Chat with us, powered by LiveChat
Stop My IRS Bill | IRS Lost in $175 Million Class Action Lawsuit
Tax resolution services and tax debt relief help. Hire our team to help and deal with tax debt problems like tax levy, tax lien, wage garnishment, and more.
17982
post-template-default,single,single-post,postid-17982,single-format-standard,ajax_fade,page_not_loaded,,side_area_uncovered_from_content,qode-theme-ver-13.2,qode-theme-bridge,wpb-js-composer js-comp-ver-5.4.5,vc_responsive,elementor-default

IRS Lost in $175 Million Class Action Lawsuit

Internal revenue service sign at the IRS Building in Washington, DC

IRS Lost in $175 Million Class Action Lawsuit

Aside from the controversial political targeting during the Obama’s administration, the Internal Revenue Service was also involved in a Class Action Lawsuit in 2014 filed by the plaintiffs Adam Steele, Brittany Montrois, “and a Class of More Than 700,000 Similarly Situated Individuals and Businesses.

 

IRS: Fees for PTINs are a Must

For years, the IRS has required all paid preparers for a PTIN. There’s actually a PTIN directory for the list of tax preparers with valid PTINs. 

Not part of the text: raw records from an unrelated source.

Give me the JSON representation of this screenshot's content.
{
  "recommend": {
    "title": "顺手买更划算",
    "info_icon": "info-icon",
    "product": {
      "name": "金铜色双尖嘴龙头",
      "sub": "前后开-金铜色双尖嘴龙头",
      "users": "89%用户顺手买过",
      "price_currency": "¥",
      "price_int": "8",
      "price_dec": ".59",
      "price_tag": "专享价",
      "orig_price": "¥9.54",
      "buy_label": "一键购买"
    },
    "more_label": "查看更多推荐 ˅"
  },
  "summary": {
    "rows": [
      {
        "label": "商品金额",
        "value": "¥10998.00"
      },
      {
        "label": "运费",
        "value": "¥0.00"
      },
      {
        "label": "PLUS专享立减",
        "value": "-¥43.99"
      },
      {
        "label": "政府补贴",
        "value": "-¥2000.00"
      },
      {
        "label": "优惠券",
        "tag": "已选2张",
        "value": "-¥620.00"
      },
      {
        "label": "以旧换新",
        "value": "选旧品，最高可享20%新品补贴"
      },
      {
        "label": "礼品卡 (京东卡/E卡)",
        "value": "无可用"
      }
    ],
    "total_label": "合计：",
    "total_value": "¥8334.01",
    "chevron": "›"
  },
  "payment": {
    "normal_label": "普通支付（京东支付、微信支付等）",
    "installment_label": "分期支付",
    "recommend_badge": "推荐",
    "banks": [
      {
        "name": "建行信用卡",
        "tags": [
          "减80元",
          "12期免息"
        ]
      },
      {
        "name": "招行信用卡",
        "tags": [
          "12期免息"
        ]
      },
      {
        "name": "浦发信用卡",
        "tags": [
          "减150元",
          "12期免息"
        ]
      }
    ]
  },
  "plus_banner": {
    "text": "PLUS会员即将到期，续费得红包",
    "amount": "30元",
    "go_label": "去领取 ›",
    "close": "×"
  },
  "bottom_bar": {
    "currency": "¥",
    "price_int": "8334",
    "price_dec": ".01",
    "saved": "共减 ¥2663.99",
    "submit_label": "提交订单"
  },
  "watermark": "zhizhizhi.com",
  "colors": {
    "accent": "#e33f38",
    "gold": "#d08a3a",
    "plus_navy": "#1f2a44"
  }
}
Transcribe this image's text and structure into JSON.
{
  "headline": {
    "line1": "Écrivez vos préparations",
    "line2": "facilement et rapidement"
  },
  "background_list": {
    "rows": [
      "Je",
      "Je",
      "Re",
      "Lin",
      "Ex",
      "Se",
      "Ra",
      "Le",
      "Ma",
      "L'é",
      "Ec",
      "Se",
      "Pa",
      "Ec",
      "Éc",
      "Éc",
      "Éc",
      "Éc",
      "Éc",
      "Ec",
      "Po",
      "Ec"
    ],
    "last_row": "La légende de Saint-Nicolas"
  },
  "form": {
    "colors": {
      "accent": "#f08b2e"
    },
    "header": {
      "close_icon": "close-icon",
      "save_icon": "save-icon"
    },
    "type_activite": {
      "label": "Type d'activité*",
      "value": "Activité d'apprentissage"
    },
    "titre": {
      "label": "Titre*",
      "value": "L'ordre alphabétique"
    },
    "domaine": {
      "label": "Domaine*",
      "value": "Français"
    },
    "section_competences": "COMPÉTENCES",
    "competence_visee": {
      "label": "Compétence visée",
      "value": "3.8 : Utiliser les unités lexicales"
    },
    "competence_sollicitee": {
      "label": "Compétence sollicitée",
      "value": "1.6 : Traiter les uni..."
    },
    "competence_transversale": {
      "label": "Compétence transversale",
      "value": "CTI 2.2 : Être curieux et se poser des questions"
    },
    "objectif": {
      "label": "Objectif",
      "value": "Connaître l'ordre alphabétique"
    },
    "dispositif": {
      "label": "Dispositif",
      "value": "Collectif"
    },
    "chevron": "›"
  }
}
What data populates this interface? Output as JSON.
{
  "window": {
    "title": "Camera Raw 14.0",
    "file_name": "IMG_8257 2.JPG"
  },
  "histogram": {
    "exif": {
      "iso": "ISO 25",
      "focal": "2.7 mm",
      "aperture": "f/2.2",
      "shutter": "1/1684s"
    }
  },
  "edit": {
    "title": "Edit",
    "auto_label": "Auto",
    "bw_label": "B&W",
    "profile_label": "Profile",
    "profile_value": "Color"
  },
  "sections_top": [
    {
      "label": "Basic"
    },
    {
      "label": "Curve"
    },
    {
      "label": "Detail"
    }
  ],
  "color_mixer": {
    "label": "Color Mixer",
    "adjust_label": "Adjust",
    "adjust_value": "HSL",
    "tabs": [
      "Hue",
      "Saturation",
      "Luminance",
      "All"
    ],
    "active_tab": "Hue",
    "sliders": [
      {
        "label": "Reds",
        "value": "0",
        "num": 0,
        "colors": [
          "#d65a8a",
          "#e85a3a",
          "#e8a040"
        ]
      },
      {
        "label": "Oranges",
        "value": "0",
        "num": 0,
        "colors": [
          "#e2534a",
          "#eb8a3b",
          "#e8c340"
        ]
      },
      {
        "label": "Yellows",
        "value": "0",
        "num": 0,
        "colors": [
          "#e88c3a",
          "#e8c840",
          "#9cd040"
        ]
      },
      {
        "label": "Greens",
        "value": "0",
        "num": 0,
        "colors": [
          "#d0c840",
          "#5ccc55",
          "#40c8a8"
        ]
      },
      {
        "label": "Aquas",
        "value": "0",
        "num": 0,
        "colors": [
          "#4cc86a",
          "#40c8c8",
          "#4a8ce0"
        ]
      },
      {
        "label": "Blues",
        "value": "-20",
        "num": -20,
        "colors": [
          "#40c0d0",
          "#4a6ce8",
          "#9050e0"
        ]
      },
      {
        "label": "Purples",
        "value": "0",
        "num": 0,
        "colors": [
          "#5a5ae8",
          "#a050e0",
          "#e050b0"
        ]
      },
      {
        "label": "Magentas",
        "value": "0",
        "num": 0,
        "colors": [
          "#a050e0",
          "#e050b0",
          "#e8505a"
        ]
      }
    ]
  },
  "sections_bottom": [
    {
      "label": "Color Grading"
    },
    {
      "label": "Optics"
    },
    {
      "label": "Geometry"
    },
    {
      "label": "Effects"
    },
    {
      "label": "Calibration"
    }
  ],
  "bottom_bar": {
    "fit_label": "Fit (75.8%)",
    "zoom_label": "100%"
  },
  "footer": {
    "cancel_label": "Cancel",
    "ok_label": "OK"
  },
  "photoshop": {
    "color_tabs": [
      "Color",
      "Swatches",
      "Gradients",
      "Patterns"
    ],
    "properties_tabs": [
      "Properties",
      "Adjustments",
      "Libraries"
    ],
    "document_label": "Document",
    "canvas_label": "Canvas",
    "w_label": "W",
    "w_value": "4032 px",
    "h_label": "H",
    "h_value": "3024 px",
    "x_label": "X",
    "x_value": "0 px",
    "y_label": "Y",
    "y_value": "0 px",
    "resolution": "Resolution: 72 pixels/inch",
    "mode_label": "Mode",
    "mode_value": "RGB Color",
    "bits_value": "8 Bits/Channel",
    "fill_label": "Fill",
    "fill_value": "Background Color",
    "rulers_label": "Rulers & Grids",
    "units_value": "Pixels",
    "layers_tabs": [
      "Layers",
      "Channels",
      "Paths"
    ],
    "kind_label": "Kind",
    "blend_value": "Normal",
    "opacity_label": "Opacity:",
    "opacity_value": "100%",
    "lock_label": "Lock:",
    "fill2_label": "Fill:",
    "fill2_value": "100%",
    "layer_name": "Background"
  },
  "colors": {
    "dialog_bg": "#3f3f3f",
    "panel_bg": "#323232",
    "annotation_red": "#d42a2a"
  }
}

The PTINs are issued to protect both the taxpayers and the tax return preparers. However, since 1999, the PTINs were issued free of charge.

Fast forward 2010 when the rules changed requiring all taxpayers for PTINs that came at high prices — initial fee of  $64.25 and an annual renewal fee of $63. The agency justified that the federal agency can “charge for a service or thing of value provided by the agency” under the 31 U.S.C. § 9701.

 

Plaintiffs: Fees were not in exchange for a “service or thing of value”

The plaintiffs pointed out to the Loving v. IRS, 742 F.3d 1013 (D.C. Cir. 2014) and argued that the fees were not in exchange for a “service or a thing of value” and that the fees were excessive.

 

Court: IRS could require the use of PTINs but may not charge fees

The Court ruled that the IRS was authorized to regulate tax preparers with the use of PTINs and there was a “rational connection” to help track tax return preparers and the returns they have prepared. The Court, in fact, agreed the Court to continuously require PTINs.

The fees, however, that were charged for the application and renewal were inappropriate since they did not provide a “service or thing of value.” Requiring a fee for the PTINs is equivalent to a regulatory licensing scheme, which the Congress has the authority to decide, not the IRS.

The IRS is not allowed to charge PTIN fees to tax preparers in the future and the agency has to provide the full refund of all the PTIN fees made to all the people involved in the “class” who paid for the initial and renewal fees. 

According to court documents, there are about 700,000 and 1,200,000 preparers who paid for the registration and additional annual fees. The total collected by the IRS amount to more than $175,000,000, or could be even higher. 

Credits:

Photo from Shutterstock – Paul Brady Photography

No Comments

Post A Comment